Notify your doctor immediately if your pain suddenly stops; this indicates a perforation or a medical emergency.
Assist the patient in finding a comfortable position, such as semi-fowlers with knees flexed.
Coughing and ambulation are two activities that can aggravate pain.
For relief, place an ice bag on your abdomen.
To avoid aggravating the patient’s discomfort, avoid indiscriminate palpation of the abdomen.
Once the diagnosis is established, prepare the patient for surgery as soon as possible.
Explain to the report the signs and symptoms of postoperative complications, such as elevated temperature, nausea, vomiting, or abdominal distention, which could indicate infection.
Instruct the patient on how to turn, cough, or breathe deeply, how to use an incentive spirometer, and how to ambulate. Discuss the purpose of these maneuvers and their continued importance during recovery.
Teach incision care and the importance of not doing heavy lifting or driving until the surgeon says so.
Avoid enemas or harsh laxatives; instead, increase fluid intake and use stool softeners to treat postoperative constipation.
Planning for Discharge
M Infection-fighting antibiotics
Analgesics (morphine) can be given to relieve pain after surgery.
E You can get up and move around within 12 hours of surgery.
After laparoscopic surgery, you can usually resume your normal activities in 2-3 weeks.
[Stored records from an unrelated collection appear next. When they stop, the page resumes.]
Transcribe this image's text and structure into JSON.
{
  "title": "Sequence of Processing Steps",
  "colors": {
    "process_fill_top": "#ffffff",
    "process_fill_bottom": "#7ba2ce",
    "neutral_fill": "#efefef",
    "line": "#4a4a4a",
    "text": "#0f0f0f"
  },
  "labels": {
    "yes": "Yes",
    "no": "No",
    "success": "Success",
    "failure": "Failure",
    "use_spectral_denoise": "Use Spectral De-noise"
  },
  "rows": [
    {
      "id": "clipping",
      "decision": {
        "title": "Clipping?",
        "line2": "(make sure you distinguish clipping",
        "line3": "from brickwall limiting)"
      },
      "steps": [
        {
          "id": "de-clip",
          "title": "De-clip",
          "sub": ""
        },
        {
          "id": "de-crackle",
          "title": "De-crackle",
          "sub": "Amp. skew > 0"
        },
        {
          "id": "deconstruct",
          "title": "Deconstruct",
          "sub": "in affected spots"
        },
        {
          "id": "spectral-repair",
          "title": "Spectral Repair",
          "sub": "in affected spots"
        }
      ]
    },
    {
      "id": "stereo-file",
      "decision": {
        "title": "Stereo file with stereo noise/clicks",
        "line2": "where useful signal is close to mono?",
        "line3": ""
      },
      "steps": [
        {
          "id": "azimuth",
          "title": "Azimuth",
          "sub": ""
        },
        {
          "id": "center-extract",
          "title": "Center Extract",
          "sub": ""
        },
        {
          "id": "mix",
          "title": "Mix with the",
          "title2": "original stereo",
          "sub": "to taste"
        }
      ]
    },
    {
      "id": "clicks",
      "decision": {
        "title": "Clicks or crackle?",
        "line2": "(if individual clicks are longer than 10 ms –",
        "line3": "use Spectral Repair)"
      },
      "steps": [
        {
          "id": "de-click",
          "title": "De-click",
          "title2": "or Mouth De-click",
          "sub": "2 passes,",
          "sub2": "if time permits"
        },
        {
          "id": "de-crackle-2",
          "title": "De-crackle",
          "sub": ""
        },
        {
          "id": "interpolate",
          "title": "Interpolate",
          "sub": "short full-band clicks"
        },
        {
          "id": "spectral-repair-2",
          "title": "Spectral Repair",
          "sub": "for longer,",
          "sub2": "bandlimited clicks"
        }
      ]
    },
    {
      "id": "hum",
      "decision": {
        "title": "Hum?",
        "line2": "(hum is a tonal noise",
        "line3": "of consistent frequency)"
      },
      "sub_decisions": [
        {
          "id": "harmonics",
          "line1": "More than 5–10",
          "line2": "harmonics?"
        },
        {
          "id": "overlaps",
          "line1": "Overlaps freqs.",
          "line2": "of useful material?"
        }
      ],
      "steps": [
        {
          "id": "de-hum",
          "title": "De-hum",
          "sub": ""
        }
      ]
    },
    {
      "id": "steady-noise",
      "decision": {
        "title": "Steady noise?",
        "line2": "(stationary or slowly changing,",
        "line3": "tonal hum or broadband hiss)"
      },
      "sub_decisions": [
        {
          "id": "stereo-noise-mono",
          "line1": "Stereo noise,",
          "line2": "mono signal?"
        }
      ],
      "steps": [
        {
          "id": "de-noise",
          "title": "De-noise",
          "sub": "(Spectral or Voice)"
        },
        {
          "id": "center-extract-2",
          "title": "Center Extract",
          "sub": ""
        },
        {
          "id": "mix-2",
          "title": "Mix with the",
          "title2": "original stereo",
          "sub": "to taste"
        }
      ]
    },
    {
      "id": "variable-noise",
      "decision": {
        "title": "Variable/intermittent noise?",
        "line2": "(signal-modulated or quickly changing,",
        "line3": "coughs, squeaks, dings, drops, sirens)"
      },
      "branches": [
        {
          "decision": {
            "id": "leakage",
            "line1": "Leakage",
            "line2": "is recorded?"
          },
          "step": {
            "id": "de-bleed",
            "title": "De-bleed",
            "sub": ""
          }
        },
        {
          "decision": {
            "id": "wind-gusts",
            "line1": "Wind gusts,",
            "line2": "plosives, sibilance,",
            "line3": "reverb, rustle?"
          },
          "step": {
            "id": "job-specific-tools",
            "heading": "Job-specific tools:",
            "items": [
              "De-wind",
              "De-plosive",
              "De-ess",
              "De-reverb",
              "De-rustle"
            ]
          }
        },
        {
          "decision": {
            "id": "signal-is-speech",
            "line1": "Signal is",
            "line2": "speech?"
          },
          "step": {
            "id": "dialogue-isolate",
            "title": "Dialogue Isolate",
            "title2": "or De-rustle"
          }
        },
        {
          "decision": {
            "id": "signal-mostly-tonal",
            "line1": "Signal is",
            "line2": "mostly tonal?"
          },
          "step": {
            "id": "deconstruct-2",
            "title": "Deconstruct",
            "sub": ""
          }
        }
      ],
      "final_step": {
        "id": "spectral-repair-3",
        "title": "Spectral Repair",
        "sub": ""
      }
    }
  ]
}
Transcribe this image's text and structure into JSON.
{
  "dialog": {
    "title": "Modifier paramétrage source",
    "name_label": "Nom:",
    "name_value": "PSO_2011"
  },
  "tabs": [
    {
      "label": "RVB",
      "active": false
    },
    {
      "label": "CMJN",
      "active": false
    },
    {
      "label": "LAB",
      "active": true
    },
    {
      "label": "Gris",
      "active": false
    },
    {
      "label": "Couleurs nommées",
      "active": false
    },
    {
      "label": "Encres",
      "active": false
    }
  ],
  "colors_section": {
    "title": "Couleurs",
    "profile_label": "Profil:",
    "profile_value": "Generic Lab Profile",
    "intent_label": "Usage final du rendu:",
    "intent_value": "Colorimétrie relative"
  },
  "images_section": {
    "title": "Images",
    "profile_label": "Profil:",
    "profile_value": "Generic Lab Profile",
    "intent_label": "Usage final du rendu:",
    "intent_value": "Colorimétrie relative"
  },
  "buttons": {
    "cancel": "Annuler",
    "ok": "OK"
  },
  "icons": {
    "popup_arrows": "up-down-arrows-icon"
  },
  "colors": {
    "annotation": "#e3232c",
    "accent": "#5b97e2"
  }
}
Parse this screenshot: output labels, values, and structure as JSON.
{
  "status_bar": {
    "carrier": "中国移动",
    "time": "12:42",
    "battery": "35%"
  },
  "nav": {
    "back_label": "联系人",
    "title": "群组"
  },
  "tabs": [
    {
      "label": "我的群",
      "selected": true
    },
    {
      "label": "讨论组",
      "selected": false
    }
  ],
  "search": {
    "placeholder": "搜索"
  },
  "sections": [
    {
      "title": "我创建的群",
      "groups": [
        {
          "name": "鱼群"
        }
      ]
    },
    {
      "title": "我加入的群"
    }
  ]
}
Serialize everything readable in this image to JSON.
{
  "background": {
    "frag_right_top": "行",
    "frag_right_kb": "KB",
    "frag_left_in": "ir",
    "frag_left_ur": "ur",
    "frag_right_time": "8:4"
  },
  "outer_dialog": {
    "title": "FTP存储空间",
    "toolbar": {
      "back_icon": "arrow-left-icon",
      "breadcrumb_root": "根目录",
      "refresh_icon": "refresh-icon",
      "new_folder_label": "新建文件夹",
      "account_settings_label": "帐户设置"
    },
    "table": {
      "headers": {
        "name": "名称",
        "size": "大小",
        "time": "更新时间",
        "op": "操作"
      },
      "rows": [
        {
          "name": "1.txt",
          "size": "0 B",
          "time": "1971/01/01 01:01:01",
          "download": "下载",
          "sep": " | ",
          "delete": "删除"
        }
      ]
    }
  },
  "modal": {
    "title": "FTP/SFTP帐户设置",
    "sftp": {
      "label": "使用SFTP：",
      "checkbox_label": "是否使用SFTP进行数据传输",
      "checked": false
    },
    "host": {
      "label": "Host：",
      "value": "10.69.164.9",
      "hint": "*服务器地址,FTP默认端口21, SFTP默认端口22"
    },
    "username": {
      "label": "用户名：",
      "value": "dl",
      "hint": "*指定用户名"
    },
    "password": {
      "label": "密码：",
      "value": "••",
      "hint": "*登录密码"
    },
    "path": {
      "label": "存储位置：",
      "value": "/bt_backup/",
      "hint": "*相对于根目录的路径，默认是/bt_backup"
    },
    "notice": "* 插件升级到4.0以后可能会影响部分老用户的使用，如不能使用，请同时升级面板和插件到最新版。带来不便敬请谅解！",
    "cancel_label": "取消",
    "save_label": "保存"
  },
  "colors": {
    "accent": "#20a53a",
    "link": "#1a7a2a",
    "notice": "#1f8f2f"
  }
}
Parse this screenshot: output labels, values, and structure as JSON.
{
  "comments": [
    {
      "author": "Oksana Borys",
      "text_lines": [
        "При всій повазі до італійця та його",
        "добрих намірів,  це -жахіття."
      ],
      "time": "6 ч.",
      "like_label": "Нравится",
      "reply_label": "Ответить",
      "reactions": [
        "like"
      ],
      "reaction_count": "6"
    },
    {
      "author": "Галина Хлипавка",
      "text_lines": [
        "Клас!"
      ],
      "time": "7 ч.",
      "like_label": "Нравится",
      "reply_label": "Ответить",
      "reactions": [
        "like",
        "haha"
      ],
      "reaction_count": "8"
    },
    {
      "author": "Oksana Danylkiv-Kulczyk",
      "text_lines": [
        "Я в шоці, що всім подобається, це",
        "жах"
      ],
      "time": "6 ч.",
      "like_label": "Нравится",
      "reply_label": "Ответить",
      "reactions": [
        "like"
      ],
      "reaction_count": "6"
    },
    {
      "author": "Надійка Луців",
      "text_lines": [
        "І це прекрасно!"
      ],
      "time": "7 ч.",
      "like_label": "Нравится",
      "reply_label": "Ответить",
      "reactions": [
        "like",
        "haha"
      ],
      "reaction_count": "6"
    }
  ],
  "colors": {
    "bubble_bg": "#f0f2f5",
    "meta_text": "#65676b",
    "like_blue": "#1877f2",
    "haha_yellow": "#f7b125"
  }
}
T Pretreatment of foods with lactase preparations (e.g., Lactaid drops) before consumption can help to alleviate symptoms.
Lactase enzyme tablets taken with the first bite of food can help to alleviate symptoms.
H To care for the wound, perform dressing changes and irrigations as directed. Avoid taking laxatives or applying heat to the abdomen if you have abdominal pain of unknown origin.
Reiterate the importance of a follow-up appointment with the surgeon.
In case of increased pain at the incision site, contact your doctor.
O Record bowel sounds and the passage of flatus or bowel movements (these are signs of the return of peristalsis)
Keep an eye out for surgical complications such as persistent pain or fever, which could indicate an abscess or wound dehiscence.
Between the fifth and seventh days, the stitches were removed (usually in the physician’s office)
D Liquid or soft diet until the infection clears up.
Soft diets are low in fiber and easily broken down in the digestive tract.
Appendicitis Case Study
Please provide complete, thorough, and detailed answers to all questions in the case study. Multiple choice answers should include the correct choice and rationale for that choice and/or rationale why other choices are incorrect.